BEGIN Excerpted data

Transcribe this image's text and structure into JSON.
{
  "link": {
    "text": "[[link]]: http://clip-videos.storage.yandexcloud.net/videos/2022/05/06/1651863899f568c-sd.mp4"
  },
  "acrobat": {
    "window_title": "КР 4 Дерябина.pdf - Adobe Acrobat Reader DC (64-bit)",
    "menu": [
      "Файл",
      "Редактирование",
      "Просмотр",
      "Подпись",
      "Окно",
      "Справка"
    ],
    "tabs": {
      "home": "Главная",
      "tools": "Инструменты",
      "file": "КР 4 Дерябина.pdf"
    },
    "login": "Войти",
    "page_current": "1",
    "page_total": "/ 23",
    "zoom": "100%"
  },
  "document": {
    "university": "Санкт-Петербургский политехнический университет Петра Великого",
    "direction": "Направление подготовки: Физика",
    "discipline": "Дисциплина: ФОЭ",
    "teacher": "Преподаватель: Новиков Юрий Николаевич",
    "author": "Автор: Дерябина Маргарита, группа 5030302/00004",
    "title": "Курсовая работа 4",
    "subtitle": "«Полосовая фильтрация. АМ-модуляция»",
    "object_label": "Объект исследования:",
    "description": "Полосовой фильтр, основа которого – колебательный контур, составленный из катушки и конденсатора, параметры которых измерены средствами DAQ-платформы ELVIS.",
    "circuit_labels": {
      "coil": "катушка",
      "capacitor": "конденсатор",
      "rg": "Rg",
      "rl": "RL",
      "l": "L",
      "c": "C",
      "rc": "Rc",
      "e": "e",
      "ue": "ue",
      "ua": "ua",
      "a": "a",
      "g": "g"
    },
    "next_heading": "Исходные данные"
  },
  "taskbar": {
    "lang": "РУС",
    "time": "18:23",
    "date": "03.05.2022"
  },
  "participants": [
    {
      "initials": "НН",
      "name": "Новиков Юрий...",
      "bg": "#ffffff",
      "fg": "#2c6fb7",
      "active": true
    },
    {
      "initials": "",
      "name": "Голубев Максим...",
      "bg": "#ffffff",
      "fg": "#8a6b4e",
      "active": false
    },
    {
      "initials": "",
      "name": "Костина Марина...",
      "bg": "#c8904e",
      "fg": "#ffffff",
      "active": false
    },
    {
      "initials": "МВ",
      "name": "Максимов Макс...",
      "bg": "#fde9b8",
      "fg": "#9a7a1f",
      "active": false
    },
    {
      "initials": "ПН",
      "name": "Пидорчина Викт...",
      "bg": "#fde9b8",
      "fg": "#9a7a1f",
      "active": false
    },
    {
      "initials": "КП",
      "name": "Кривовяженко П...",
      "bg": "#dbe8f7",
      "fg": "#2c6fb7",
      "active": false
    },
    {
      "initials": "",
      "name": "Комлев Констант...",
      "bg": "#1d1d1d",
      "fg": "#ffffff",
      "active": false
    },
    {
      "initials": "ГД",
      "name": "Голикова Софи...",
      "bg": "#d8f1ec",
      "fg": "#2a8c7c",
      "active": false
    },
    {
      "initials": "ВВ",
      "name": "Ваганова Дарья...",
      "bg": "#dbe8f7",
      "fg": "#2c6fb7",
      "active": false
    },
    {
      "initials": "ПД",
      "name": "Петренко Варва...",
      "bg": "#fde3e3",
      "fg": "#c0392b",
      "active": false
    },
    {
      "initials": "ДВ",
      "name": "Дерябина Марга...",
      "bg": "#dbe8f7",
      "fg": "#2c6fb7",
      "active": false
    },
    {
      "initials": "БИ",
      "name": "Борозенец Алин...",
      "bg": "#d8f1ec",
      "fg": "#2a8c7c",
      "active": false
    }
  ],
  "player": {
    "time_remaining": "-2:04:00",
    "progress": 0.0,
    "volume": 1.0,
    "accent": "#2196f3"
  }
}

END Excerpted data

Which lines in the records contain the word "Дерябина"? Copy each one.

    "window_title": "КР 4 Дерябина.pdf - Adobe Acrobat Reader DC (64-bit)",
      "file": "КР 4 Дерябина.pdf"
    "author": "Автор: Дерябина Маргарита, группа 5030302/00004",
      "name": "Дерябина Марга...",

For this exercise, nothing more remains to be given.